From the first line to the last, restate the data exactly, leaving out the images.

Dataset records:
────────────────────────────────────────
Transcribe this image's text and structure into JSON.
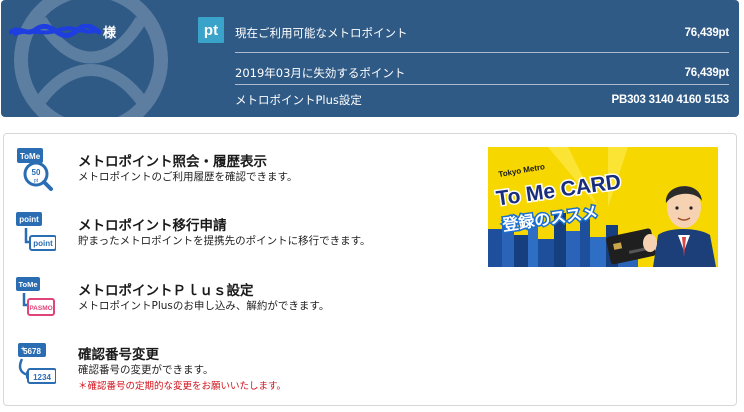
{
  "user": {
    "honorific": "様"
  },
  "header": {
    "badge": "pt",
    "rows": [
      {
        "label": "現在ご利用可能なメトロポイント",
        "value": "76,439pt"
      },
      {
        "label": "2019年03月に失効するポイント",
        "value": "76,439pt"
      },
      {
        "label": "メトロポイントPlus設定",
        "value": "PB303 3140 4160 5153"
      }
    ]
  },
  "menu": [
    {
      "title": "メトロポイント照会・履歴表示",
      "desc": "メトロポイントのご利用履歴を確認できます。",
      "icon": "tome-50pt-search-icon"
    },
    {
      "title": "メトロポイント移行申請",
      "desc": "貯まったメトロポイントを提携先のポイントに移行できます。",
      "icon": "point-transfer-icon"
    },
    {
      "title": "メトロポイントＰｌｕｓ設定",
      "desc": "メトロポイントPlusのお申し込み、解約ができます。",
      "icon": "tome-pasmo-icon"
    },
    {
      "title": "確認番号変更",
      "desc": "確認番号の変更ができます。",
      "note": "＊確認番号の定期的な変更をお願いいたします。",
      "icon": "pin-change-icon"
    }
  ],
  "banner": {
    "brand": "Tokyo Metro",
    "headline": "To Me CARD",
    "sub": "登録のススメ"
  },
  "colors": {
    "header_bg": "#2f5a86",
    "badge_bg": "#3aa3c9",
    "note_red": "#d0121b",
    "icon_blue": "#2b6db2",
    "banner_yellow": "#f6d800"
  }
}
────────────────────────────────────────
**Completed exercise:**
Transcribe this image's text and structure into JSON.
{
  "user": {
    "honorific": "様"
  },
  "header": {
    "badge": "pt",
    "rows": [
      {
        "label": "現在ご利用可能なメトロポイント",
        "value": "76,439pt"
      },
      {
        "label": "2019年03月に失効するポイント",
        "value": "76,439pt"
      },
      {
        "label": "メトロポイントPlus設定",
        "value": "PB303 3140 4160 5153"
      }
    ]
  },
  "menu": [
    {
      "title": "メトロポイント照会・履歴表示",
      "desc": "メトロポイントのご利用履歴を確認できます。",
      "icon": "tome-50pt-search-icon"
    },
    {
      "title": "メトロポイント移行申請",
      "desc": "貯まったメトロポイントを提携先のポイントに移行できます。",
      "icon": "point-transfer-icon"
    },
    {
      "title": "メトロポイントＰｌｕｓ設定",
      "desc": "メトロポイントPlusのお申し込み、解約ができます。",
      "icon": "tome-pasmo-icon"
    },
    {
      "title": "確認番号変更",
      "desc": "確認番号の変更ができます。",
      "note": "＊確認番号の定期的な変更をお願いいたします。",
      "icon": "pin-change-icon"
    }
  ],
  "banner": {
    "brand": "Tokyo Metro",
    "headline": "To Me CARD",
    "sub": "登録のススメ"
  },
  "colors": {
    "header_bg": "#2f5a86",
    "badge_bg": "#3aa3c9",
    "note_red": "#d0121b",
    "icon_blue": "#2b6db2",
    "banner_yellow": "#f6d800"
  }
}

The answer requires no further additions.